Northern Indian classical music sounds like nothing else: Mixing the sitar and the meditational warbling of improvised vocals known as “raga,” the music provides an ancient quality that can often hit profound grounds. While the art form of Hindustani music hasn’t ever really extended to the west, the passion for it is still present… for some. We see that passion in Sharad (real-life musician and acting newcomer Aditya Modak) the protagonist in Chaitanya Tamhane’s sophomore drama The Disciple, the story of an idealistic young performer who dreams of capturing the magic of a musical tradition that he may lack the talent to achieve himself. In Tamhane’s dreamy character study, the undulating raga melodies serves as a transformational portal to self-discovery that places the audiences in the confines of its entrancing power.
The Disciple is the follow-up to Tamhane’s strong first feature, Court, which managed to dig into the injustices of the Indian legal system while exploring the lives of several basically decent people within it. Here, he turns his withering but empathetic gaze onto Sharad, as he takes cues from his wizened mentor (veteran singer Arun Dravid) and dreams of obtaining high marks as a classical music vocalist, absorbing enthusiasm for the process from his late father. But there’s a reason only an elite few manage to excel at the craft, and it doesn’t take long to see that Sharad might not have the right stuff. Sharad has committed himself to spiritual convictions about the art form, and the movie hovers within them in a developing blend of mystery and awe. With his friends, he obsesses over old tapes of obscure vocalists, baffled by the homogenized sounds that come from its most famous living practitioners. Roaming across Mumbai on his motorcycle, he listens to audio tapes from Maii, the raga guru who taught his own mentor, as she rattles off the daunting philosophy behind what it takes to master the craft.

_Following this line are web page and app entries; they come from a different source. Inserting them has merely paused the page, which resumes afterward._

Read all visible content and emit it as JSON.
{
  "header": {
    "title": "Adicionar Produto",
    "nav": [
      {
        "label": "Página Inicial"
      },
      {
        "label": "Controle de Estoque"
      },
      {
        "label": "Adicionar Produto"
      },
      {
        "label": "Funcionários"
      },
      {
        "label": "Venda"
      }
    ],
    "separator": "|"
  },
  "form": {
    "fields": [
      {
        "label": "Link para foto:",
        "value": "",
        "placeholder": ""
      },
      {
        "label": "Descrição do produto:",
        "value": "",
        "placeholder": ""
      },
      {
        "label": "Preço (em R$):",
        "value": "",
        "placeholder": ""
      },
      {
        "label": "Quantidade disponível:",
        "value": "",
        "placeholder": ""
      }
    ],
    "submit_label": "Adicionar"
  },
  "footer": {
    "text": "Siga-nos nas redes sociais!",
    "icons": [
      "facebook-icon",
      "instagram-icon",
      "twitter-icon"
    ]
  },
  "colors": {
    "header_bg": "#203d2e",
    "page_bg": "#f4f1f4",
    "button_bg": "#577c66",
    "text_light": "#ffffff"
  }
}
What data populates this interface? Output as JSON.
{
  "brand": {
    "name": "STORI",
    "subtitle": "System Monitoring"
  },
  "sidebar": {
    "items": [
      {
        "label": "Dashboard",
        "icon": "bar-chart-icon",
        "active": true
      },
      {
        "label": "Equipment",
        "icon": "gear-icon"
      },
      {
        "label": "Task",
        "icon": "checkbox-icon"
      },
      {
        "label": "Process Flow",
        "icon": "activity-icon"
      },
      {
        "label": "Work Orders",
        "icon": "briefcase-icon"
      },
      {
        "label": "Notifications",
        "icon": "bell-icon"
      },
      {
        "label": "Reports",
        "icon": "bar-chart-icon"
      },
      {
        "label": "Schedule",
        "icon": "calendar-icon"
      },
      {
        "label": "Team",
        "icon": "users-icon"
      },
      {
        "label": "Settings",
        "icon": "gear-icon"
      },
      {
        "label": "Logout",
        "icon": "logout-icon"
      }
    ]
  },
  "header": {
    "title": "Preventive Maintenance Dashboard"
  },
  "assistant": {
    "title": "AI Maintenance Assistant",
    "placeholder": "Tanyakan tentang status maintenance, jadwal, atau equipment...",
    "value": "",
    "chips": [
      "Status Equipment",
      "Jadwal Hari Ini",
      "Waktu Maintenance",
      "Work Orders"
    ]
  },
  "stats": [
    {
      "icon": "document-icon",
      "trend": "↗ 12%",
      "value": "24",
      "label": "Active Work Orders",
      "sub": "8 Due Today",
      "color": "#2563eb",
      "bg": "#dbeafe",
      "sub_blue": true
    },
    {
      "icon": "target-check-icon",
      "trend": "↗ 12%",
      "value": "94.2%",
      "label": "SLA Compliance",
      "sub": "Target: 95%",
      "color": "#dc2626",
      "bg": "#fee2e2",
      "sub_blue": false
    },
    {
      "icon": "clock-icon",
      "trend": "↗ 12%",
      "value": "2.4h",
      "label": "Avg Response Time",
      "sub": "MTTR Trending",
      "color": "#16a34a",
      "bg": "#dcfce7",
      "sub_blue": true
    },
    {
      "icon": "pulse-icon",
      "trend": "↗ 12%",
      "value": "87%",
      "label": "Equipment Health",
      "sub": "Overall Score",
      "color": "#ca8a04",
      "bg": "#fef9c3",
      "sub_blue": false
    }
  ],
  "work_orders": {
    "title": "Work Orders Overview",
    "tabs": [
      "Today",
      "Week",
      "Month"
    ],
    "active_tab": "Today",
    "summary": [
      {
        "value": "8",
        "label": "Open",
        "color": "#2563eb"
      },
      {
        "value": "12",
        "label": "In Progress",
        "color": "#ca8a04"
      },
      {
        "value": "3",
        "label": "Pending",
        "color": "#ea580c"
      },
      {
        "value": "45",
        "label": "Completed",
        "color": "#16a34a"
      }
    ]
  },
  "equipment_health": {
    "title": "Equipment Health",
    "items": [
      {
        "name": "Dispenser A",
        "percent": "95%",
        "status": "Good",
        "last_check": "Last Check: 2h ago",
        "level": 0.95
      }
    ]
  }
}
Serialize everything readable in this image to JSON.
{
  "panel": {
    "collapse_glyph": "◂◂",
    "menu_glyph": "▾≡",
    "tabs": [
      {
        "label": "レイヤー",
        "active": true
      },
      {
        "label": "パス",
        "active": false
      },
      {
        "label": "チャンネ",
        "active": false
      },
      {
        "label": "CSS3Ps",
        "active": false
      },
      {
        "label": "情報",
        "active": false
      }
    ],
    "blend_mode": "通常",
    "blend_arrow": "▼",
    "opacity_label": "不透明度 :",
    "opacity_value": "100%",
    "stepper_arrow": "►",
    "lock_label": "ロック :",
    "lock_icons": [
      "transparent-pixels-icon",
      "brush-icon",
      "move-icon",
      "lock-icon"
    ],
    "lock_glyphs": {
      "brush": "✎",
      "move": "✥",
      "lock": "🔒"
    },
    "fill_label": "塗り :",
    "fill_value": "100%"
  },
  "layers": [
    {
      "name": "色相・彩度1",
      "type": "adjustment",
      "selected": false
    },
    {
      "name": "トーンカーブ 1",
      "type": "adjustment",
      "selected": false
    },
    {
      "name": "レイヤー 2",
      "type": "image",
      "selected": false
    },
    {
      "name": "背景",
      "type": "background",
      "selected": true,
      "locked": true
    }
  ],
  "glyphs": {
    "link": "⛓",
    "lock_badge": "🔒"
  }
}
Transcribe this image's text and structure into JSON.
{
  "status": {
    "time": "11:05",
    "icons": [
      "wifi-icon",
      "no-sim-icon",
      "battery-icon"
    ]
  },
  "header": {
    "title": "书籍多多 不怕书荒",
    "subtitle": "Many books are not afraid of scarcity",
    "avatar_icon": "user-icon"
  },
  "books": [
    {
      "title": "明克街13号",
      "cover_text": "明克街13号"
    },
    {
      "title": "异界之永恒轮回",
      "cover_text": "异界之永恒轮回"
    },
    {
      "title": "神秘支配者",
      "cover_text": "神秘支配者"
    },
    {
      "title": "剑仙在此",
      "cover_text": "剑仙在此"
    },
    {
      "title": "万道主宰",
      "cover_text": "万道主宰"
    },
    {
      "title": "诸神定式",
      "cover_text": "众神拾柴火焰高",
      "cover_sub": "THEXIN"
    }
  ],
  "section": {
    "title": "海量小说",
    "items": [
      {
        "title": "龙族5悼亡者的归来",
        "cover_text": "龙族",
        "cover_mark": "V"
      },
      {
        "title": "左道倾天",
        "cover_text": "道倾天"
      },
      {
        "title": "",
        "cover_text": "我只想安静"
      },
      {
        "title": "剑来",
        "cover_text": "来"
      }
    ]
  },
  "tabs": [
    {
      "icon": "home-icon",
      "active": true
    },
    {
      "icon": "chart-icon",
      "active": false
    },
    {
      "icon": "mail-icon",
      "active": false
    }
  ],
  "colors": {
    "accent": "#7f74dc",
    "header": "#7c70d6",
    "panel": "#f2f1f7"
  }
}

That may be fine for his sacred, dedicated nature of the pursuit, but it also doesn’t help that Sharad’s a romantic loner whose mom hassles him about getting “a real job.” Sharad’s trapped somewhere between ambition and arrested development: He lives with his aunt, and spends far too much time attending to his teacher’s physical needs, even as the man offers nothing but discouragement. To the untrained ear, Sharad has obvious talent, but the world seems to think otherwise. As Tamhane cycles through Sharad’s miserable routine, from nervous practice sessions to late-night porn viewing, the movie hints at the potential for something else, but the filmmaker has subtler intentions. As the years rush by, Sharad’s forced to interrogate the mythology and the adoration melts away and a new sense of responsibility takes hold, the movie finding its footing as a notable coming-of-age drama that builds its argument from the inside out. Using the bustling Mumbai cityscape as a backdrop that’s at violent odds with Sharad’s contemplative mission, Tamhane sets the movie to follow Sharad through three distinct eras as he grows older and continues to internalize his frustration over his professional inertia. (Modak’s physical transformation from a nimble and clean twenty-four-year-old to a mustachioed music instructor with a dad-bod is a superb storytelling device.)
Sharad continually experiences a king of ineffable anxiety that can only be expressed through the abstract language of music, but even that keeps failing him, too. Throughout, Tamhane treats his camera observationally; sitting it with the character as his resentment percolates just beneath the surface. When one producer tells Sharad, years into his career, that he’d be a good fit for an upcoming showcase of “newcomers,” the look of disappointment on his face practically pops off the screen. The same effect settles in when he watches the superficial excitement of an “American Idol” type show for Indian singers, or when he broses negative comments about one of his own performances on YouTube. Sharad’s a purist about his music, but the modern world has no sympathy for his delicate plight. (Though its quite different in tone, style, and intensity, there are some comparisons to be made with Damien Chazelle’s Whiplash.)
Tamhane does such a fine job of bringing individual encounters to vivid life that it’s unfortunate when the movie breaks that spell through flashbacks. Alfonso Cuarón has an executive producer credit on The Disciple, and it’s easy to see why the filmmaker would have an affinity for Tamhane’s glacial style: Their movies have an evident kinship for the way they create a complete immersion into one character’s world, navigating the texture and boundaries of memory through subjective experience. In The Disciple, those memories cloud the reality of the moment, forcing a reckoning that finally comes to the fore in a riveting climactic performance. The Disciple charts one man’s quest toward humility in a society that has been defined by self-reflection for a millennia. Sharad meditates throughout the movie, but the enigma of this thought process hovers as a question mark throughout. From the first scene until its closing moments, the movie hints at a big moment that never quite arrives, but the lasting qualities comes with the film’s big picture. The Disciple is more about the journey than the destination, with a conclusion that suggests the student never really becomes the teacher when the subject is his own life. Soothingly measured and immersed in an all-consuming world of failed dreams, The Disciple‘s intimate focus on the inner-struggles of an artist finds passionate universality in its withering idealism.
The Disciple was screened at the 2020 New York Film Festival. It’s currently seeking U.S. distribution.